Source: Teachers and Teaching: theory and practice, Vol. 17, No. 2, April 2011, 173–185.
(Reviewed by the Portal Team)
In this article, the authors focus on the work of teachers, which they claim is heavily value-laden and therefore susceptible to ethical dilemmas.
The authors discuss a model of ethical decision-making in order to understand the nature of ethical dilemmas faced by teachers.
The authors propose a number of scenarios developed from real-life problems faced by teachers in Australian schools in Queensland. The authors use this model to help them understand the dilemmas and the forces surrounding them.
The authors identified several strategies that can be inferred from the literature and the analysis of the scenarios:
● sharing dilemmas with others such as seeking the advice of trusted senior or experienced members of staff;

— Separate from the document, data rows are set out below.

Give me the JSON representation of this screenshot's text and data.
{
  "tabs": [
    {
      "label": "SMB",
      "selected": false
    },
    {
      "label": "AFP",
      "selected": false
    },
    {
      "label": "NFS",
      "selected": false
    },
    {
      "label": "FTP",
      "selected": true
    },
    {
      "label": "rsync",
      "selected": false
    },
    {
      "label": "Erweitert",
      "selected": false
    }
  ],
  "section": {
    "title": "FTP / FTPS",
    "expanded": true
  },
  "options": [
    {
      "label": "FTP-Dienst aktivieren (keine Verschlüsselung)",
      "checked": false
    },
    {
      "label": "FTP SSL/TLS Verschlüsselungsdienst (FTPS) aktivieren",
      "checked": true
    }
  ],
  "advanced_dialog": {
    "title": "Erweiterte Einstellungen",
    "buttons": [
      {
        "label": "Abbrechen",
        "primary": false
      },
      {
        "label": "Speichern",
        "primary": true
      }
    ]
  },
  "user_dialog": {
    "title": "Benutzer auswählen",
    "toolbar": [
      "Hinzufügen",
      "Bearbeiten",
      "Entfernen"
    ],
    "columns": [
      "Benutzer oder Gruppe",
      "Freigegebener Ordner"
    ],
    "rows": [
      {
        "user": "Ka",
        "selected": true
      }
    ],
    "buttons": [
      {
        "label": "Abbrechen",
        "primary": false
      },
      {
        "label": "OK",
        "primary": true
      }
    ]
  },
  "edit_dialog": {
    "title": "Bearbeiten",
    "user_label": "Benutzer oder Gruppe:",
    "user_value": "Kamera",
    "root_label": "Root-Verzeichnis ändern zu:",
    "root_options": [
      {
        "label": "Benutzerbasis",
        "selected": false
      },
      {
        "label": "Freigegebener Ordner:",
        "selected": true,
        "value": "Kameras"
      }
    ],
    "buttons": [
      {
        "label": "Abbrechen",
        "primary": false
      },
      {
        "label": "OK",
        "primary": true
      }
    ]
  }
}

● having institutional structures that put into place systems that prevent actions taking place that would be harmful to students or to staff;
● articulating one’s own personal and professional ethics and modelling one’s behaviour so that other staff are encouraged to act ethically; recognising an ethical dilemma and the multiple forces at play in it;
● educating colleagues about specific issues (e.g., the school code of conduct, conflict management); and
● developing appropriate preparation and support for teachers via professional development programmes.
All of these strategies heighten teachers' awareness about ethics.
Moreover, the authors believe that this model could be used to help teacher participants to articulate the dimensions of ethical dilemmas and the processes involved.
Finally, the authors claim that this article has raised awareness about the prevalence and nature of ethical dilemmas in teachers’ practice and also put forward a model that makes explicit the forces at play and dimensions involved in the ethical decision-making process for teachers.